## REQUIRED WORK
Please count the lines in the data below that hold the word "true", and give only the number.

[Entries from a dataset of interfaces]
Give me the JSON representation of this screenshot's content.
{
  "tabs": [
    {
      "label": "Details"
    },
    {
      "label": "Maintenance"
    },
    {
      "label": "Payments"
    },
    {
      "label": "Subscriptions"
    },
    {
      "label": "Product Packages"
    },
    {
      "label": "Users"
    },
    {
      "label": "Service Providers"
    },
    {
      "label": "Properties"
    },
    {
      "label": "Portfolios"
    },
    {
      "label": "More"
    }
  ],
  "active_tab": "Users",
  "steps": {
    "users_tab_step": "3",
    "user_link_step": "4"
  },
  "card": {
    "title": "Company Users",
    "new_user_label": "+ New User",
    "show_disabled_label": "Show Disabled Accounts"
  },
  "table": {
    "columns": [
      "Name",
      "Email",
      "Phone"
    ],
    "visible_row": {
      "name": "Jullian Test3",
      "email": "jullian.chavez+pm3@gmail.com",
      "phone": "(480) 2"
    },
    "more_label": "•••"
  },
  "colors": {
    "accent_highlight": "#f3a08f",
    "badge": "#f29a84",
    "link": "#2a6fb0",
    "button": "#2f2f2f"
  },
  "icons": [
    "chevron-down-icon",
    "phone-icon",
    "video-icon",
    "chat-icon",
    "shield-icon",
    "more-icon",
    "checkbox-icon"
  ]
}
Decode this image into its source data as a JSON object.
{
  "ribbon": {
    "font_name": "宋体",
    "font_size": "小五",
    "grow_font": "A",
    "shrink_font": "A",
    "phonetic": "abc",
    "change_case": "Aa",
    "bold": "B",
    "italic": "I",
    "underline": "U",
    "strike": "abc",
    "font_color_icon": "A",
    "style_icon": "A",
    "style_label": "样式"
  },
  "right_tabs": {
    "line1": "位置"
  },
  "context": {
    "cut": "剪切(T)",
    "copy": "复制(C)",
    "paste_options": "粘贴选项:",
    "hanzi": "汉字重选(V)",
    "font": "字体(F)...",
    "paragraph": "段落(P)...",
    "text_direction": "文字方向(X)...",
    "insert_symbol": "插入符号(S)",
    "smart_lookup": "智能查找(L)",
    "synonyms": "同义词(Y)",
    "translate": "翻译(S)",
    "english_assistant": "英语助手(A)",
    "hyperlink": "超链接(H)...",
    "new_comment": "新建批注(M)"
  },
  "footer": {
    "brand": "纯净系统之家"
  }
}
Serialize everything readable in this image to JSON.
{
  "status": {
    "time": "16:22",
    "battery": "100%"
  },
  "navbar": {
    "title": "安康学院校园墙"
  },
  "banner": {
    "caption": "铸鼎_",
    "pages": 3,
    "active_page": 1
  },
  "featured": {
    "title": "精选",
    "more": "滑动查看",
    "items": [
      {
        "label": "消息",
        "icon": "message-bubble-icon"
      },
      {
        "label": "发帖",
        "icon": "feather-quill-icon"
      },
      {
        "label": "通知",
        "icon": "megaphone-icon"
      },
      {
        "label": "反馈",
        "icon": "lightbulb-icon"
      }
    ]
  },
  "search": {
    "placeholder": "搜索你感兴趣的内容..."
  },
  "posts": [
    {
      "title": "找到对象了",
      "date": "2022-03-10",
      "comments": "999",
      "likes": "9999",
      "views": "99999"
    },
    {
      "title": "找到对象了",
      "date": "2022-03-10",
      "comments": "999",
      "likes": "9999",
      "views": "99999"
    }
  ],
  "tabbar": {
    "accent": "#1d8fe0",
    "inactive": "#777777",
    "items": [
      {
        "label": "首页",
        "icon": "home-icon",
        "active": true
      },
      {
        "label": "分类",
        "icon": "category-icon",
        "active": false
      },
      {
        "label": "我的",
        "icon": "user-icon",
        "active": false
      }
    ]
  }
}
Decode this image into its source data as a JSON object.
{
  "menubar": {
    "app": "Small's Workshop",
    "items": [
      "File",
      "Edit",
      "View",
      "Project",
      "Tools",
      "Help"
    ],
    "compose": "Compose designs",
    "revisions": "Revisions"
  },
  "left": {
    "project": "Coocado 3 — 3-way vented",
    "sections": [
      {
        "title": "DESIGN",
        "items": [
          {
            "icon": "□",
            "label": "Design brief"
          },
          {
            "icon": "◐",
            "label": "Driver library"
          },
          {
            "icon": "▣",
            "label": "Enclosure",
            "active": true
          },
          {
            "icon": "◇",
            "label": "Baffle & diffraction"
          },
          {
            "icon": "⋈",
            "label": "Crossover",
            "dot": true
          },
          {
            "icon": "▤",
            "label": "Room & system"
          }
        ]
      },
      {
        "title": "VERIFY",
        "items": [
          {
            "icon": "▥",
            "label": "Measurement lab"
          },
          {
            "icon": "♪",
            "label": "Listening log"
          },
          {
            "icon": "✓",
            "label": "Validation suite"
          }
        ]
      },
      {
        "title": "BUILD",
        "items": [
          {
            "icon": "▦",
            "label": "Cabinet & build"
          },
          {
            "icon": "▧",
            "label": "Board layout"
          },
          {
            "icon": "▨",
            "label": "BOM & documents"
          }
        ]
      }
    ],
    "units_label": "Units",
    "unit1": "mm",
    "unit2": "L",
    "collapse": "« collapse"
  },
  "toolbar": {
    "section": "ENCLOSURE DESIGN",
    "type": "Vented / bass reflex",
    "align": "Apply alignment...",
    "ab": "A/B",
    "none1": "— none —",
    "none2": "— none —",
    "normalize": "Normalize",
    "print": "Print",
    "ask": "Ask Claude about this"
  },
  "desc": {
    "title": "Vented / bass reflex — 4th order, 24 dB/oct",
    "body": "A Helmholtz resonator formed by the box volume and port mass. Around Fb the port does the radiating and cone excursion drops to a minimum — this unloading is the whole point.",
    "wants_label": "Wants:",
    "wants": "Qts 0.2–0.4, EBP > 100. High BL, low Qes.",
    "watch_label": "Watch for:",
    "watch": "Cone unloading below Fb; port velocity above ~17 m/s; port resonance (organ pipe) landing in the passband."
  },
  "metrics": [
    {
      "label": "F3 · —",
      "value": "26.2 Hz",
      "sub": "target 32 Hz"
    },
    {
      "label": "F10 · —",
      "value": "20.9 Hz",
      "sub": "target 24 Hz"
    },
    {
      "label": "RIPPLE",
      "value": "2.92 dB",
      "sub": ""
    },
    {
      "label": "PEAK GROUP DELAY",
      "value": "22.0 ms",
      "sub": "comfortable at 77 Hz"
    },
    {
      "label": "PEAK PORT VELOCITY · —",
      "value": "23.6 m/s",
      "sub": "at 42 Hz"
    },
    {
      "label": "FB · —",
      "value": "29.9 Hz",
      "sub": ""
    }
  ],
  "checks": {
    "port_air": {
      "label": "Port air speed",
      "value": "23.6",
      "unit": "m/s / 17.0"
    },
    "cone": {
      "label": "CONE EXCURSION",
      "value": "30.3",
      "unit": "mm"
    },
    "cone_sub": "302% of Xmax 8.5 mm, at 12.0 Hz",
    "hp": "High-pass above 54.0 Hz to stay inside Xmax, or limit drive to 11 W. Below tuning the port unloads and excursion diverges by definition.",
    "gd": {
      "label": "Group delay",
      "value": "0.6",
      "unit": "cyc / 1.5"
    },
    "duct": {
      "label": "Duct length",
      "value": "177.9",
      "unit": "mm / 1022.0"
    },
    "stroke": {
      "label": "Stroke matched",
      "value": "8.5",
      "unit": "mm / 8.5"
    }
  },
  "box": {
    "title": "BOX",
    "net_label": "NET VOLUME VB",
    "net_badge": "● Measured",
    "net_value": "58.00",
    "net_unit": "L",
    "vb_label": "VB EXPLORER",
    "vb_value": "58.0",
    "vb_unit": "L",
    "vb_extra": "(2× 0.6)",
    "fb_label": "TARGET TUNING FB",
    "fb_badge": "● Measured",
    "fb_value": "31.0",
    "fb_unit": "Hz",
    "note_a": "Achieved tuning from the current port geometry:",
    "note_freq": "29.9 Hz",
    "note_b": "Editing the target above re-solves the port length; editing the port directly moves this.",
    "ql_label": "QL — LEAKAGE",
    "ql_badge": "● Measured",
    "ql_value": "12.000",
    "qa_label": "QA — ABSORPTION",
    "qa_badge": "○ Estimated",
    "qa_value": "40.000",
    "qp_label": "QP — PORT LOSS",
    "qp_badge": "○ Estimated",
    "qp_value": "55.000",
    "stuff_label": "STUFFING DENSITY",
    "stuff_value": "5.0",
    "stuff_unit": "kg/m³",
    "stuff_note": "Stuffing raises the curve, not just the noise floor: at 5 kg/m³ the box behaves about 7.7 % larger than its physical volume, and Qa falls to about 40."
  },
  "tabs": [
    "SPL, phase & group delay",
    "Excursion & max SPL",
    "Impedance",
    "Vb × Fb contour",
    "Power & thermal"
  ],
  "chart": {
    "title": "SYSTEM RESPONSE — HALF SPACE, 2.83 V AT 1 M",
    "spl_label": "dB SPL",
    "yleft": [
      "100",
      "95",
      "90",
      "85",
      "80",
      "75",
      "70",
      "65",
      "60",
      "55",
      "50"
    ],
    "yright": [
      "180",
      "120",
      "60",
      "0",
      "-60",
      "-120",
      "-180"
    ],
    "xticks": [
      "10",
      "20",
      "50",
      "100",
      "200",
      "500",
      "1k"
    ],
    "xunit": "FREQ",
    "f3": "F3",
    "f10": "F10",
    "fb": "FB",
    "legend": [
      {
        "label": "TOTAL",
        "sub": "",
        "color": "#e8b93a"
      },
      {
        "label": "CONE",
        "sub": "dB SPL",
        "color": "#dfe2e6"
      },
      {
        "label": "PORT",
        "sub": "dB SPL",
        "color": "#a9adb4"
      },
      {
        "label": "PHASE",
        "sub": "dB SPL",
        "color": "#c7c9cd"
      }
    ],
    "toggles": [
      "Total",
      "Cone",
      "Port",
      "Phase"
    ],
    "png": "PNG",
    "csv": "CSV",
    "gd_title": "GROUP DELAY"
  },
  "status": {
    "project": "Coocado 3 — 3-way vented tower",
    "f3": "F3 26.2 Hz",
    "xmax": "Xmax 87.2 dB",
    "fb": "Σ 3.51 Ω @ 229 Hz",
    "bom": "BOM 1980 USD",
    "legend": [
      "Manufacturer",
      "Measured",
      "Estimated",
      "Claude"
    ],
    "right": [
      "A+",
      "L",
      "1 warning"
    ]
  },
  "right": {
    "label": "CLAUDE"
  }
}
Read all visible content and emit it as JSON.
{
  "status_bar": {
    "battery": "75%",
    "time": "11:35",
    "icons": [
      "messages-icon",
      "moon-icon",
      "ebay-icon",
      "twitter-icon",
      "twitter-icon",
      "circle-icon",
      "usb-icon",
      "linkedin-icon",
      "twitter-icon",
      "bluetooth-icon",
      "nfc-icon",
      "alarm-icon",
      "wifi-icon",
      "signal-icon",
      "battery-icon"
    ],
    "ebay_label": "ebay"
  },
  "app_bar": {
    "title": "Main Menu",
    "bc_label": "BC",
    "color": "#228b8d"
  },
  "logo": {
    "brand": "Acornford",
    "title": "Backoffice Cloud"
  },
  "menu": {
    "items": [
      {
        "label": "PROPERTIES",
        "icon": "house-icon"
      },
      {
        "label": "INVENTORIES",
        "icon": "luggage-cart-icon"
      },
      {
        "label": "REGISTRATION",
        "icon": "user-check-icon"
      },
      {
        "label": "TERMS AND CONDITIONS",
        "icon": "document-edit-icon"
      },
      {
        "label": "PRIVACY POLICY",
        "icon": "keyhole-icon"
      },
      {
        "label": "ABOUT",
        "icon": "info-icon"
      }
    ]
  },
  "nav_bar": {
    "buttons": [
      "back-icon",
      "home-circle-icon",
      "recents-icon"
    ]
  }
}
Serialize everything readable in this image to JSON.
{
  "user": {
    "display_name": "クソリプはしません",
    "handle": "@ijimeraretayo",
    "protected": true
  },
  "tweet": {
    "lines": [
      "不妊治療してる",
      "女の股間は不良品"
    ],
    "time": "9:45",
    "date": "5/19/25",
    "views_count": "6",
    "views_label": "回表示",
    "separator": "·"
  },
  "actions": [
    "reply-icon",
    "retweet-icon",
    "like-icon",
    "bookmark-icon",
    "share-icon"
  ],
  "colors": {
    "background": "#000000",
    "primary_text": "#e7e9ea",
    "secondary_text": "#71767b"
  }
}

## ANSWER AREA
4